* Ah, awards ceremonies! Occasions for industry types to gather excitedly for feasting, drinking and celebrating a vicious scrap (surely "their contemporaries' achievements"? - Ed.).
Splendid to hear of an unlikely fracas at The Savoy on Monday. The bonhomie at the Evening Standard Theatre Awards was shattered when Penny Mortimer, wife of Rumpole creator Sir John, went nose to nose with Lady Cromer, the sister of the late newspaper baron Lord Rothermere, as guests took their places for dinner.
Cromer discovered that she and the champagne-loving Sir John, 83, had been seated next to one another.
"She was very rude and announced loudly that she couldn't possibly sit next to my husband," Penny tells me. "She was trying to claim that she'd sat next to John on a previous occasion and that he'd got incredibly drunk and had fallen underneath the table.
"When I told her she was talking rubbish sheaccused me of slander. But it was untrue. John believes she has confused him with someone else." The pair were separated and reseated.
Sir John describes his writing routine (and legendary love of Krug) thus: "Champagne lifts the spirits at any time of the day, so I have a glass first thing. I get up at eight and write around 1,000 words before lunch. Then it's time to get drunk... and go to sleep."
Pandora notes the author's impeccable behaviour. But I can't help recalling the time he bragged about drinking a young boy band under the table. Attaboy!
* The words "bad" and "sex" are not wholly uncommon in articles about Courtney Love (although not necessarily together, the lawyer adds).
So it's appropriate that the lipstick-smeared rocker has agreed to present tonight's Bad Sex In Fiction Awards at the In and Out Club in St James's Square. (Breathless readings obligatory.)
"We have a long tradition of rock star presenters: Mick Jagger, Sting and Marianne Faithfull," says an organiser. "We're delighted Courtney is coming. She's smart and sexy. And she's got a book out."
Iain Hollingshead's "Oh Jack" passage in Twentysomething must stand a chance - likewise Irvine Welsh's violent Bedroom Secrets of the Master Chefs ("When she's done, she tears away from me like we were two strips of Velcro").

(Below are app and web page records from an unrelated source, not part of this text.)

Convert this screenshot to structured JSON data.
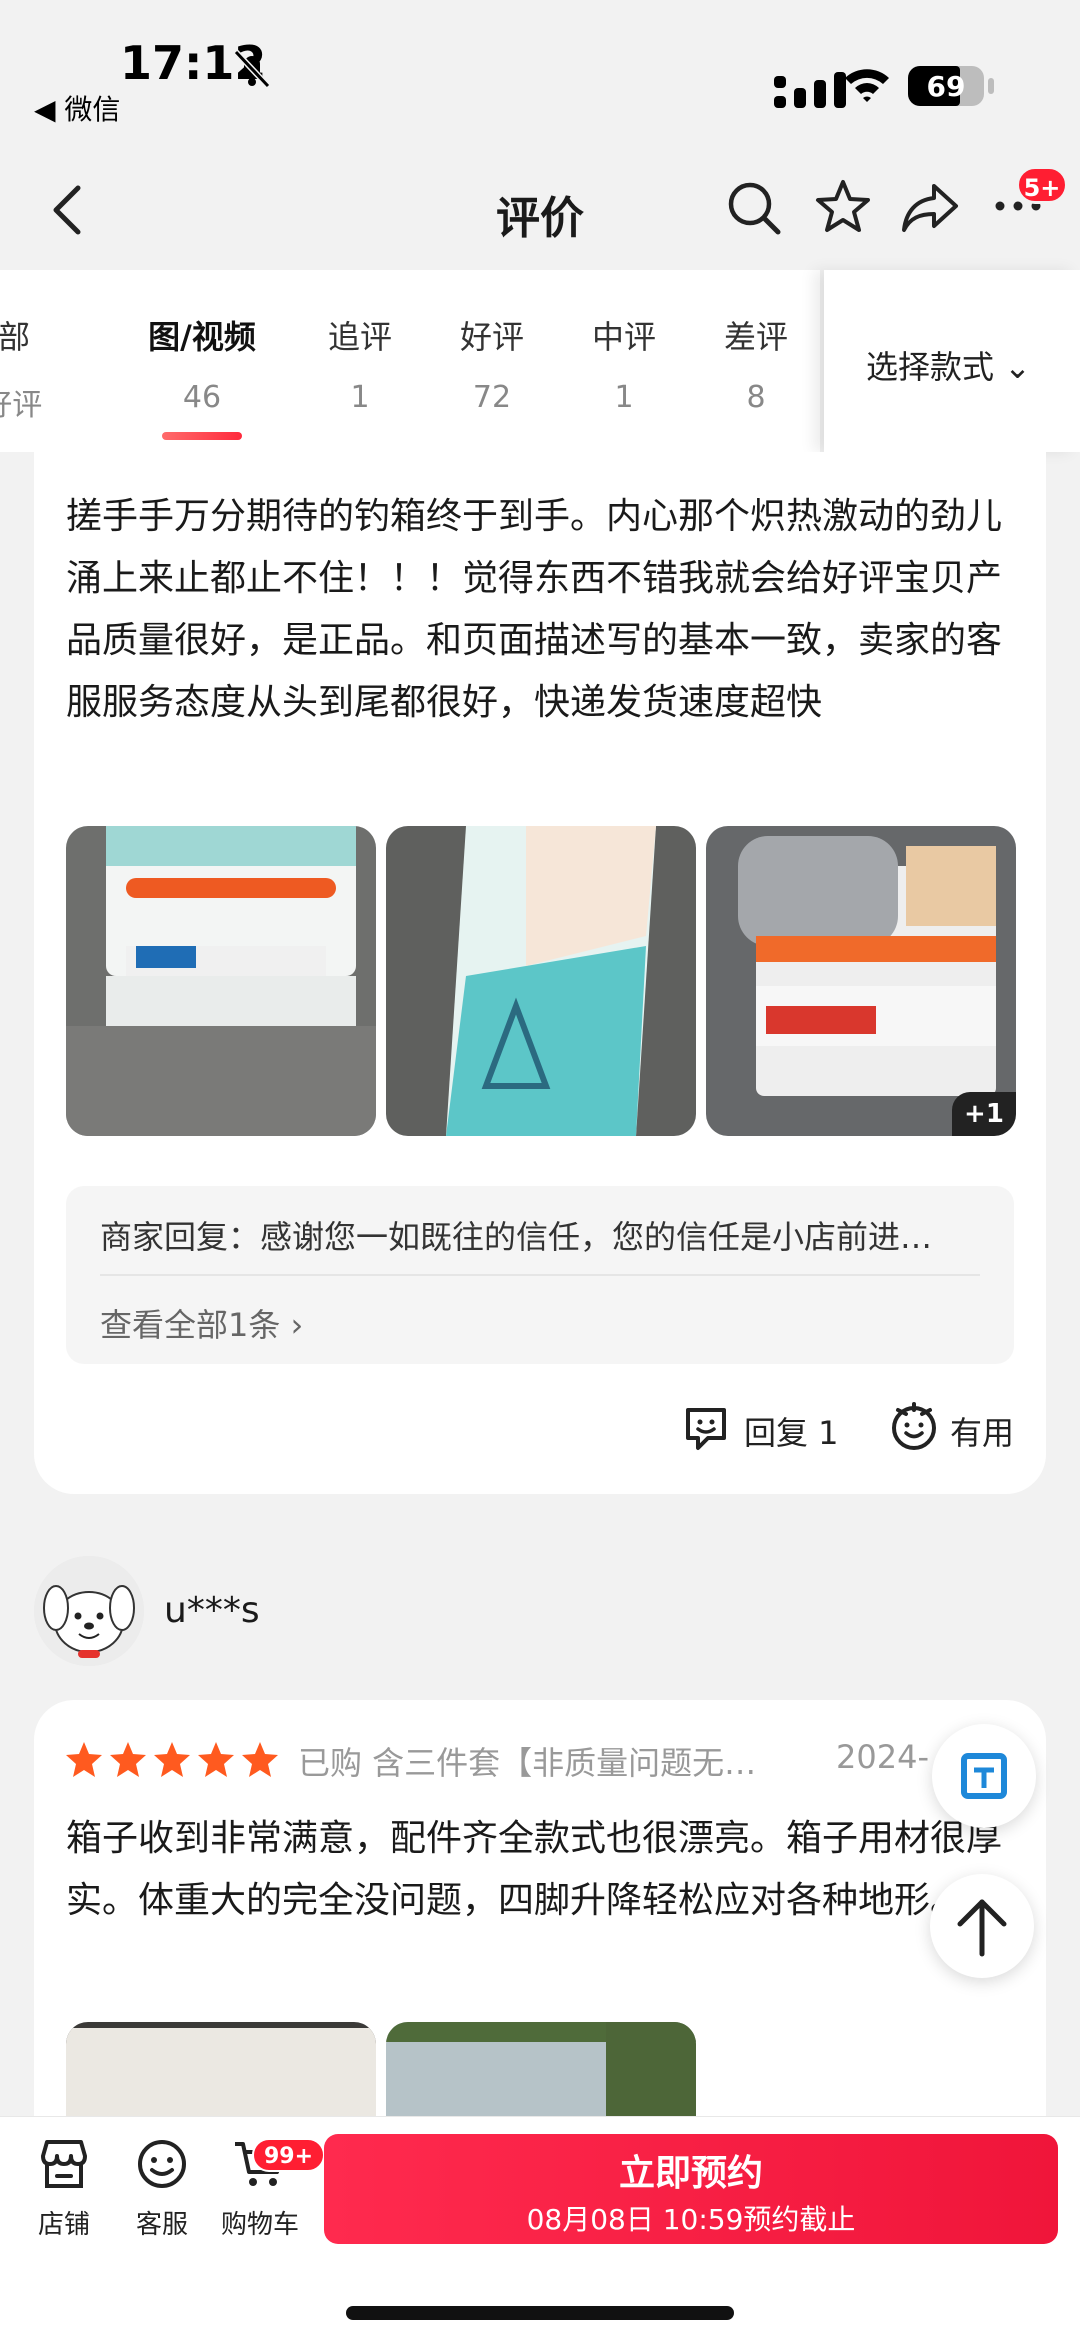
{
  "status_bar": {
    "time": "17:12",
    "back_app": "◀ 微信",
    "battery": "69"
  },
  "nav": {
    "title": "评价",
    "more_badge": "5+"
  },
  "filter_tabs": [
    {
      "label": "全部",
      "count": "%好评"
    },
    {
      "label": "图/视频",
      "count": "46"
    },
    {
      "label": "追评",
      "count": "1"
    },
    {
      "label": "好评",
      "count": "72"
    },
    {
      "label": "中评",
      "count": "1"
    },
    {
      "label": "差评",
      "count": "8"
    }
  ],
  "style_select": {
    "label": "选择款式 ⌄"
  },
  "review1": {
    "text": "搓手手万分期待的钓箱终于到手。内心那个炽热激动的劲儿涌上来止都止不住！！！觉得东西不错我就会给好评宝贝产品质量很好，是正品。和页面描述写的基本一致，卖家的客服服务态度从头到尾都很好，快递发货速度超快",
    "more_images": "+1",
    "merchant_reply": "商家回复：感谢您一如既往的信任，您的信任是小店前进…",
    "view_all": "查看全部1条 ›",
    "reply_label": "回复 1",
    "useful_label": "有用"
  },
  "review2": {
    "username": "u***s",
    "rating": 5,
    "meta": "已购 含三件套【非质量问题无…",
    "date": "2024-",
    "text": "箱子收到非常满意，配件齐全款式也很漂亮。箱子用材很厚实。体重大的完全没问题，四脚升降轻松应对各种地形。"
  },
  "bottom_bar": {
    "store": "店铺",
    "service": "客服",
    "cart": "购物车",
    "cart_badge": "99+",
    "cta_title": "立即预约",
    "cta_sub": "08月08日 10:59预约截止"
  },
  "colors": {
    "accent": "#ff2a4e",
    "star": "#ff5a1f",
    "badge": "#ff1e32"
  }
}
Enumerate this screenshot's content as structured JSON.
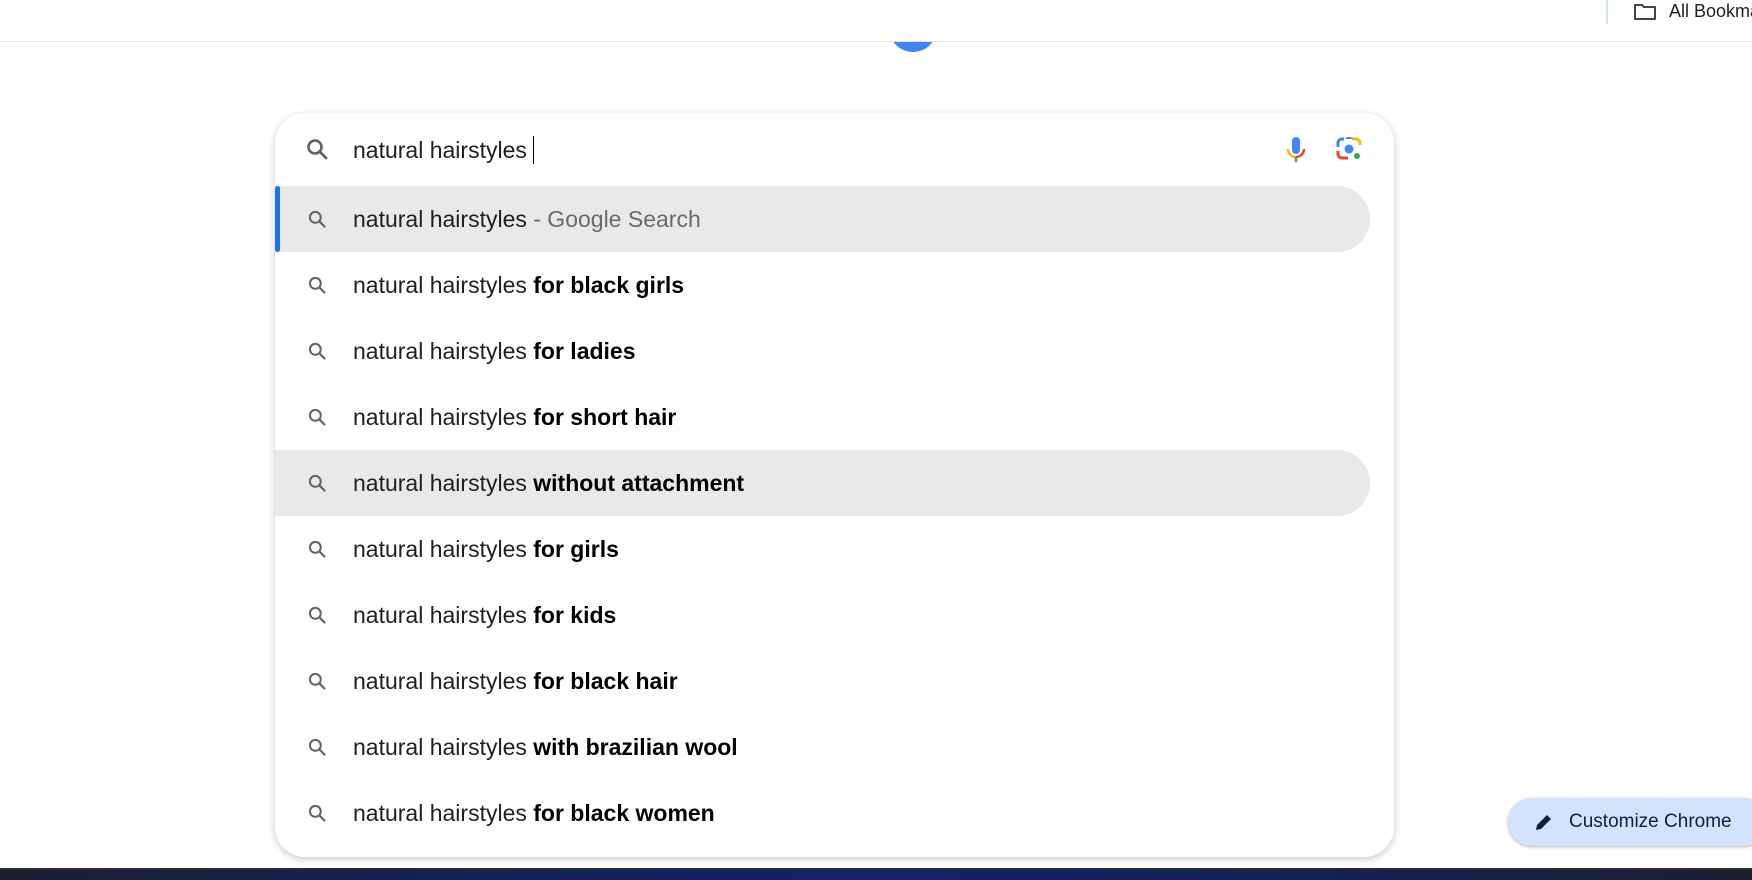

Congratulations to Will Self, however, on a record third nomination, for his account of "Dave and Phyl... having sex in her cottage outside Chipping Ongar".
Cold shower, anyone?
* Fair to say that guests found Felix Dennis in his customary buoyant mood at the launch of his new anthology, When Jack Sued Jill: Fairy Rhymes for Modern Times.
The publisher, former felon and notorious hedonist - ranked No 84 on the Rich List with £715m - was overheard telling a female guest to pull her "dress down and breasts up", and that "modern women ought to wear bin bags with eye-holes."
He added: "Look, I'm ugly, I've got a bald patch, and I'm fat." (And looks like a Lord of the Rings extra.) "But the fact is, I've got the biggest dong, I mean I'm immensely well hung, as well as being extremely rich. And if you believe that, there's a bridge in Westminster I'd like to sell you."
And he's never married!
* Another small setback for David Cameron's ambrosial ecologist Zac Goldsmith - who may, as I reported several weeks ago, have to rely on an older Tory MP retiring to get into Parliament at the next election.
One of those on the rumoured shortlist of "targets" was Devon member Anthony Steen, 67. He writes Pandora a faux-outraged letter, announcing his reselection. "I'm lying in my hospital bed! I'm too old to move!" he chortles when I call. Steen adds that Goldsmith would have to be "catapulted" into Totnes over his lifeless body.
"Many MPs in their 30s don't do their jobs - they are busy promoting themselves. And some in their 40s should have retired long ago. I'm very fit and travel 800 miles a week.
"I have another 30 years to go."
* Izvestia proffered one of the less plausible explanations for the death of Alexander Litvinenko. The Russian newspaper, perhaps after conversing with "friends of Vladimir Putin", claimed: "British PR men ordered the sacrifice of Litvinenko to make a noise." A not particularly subtle reference to Lord (Tim) Bell (whose firm handled media inquiries about Litvinenko) and his client Boris Berezovsky, the exiled Russian oligarch so critical of Putin.
The peer somewhat unsurprisingly denies ordering assassinations in his lunch hour. "The living proof of the dirty tricks campaign is that they are now doing it to me," Bell says. "In a way it supports what has been said about the Russian government." Cue close watching of one's soup. And staying away from the office umbrella stand.Reuse content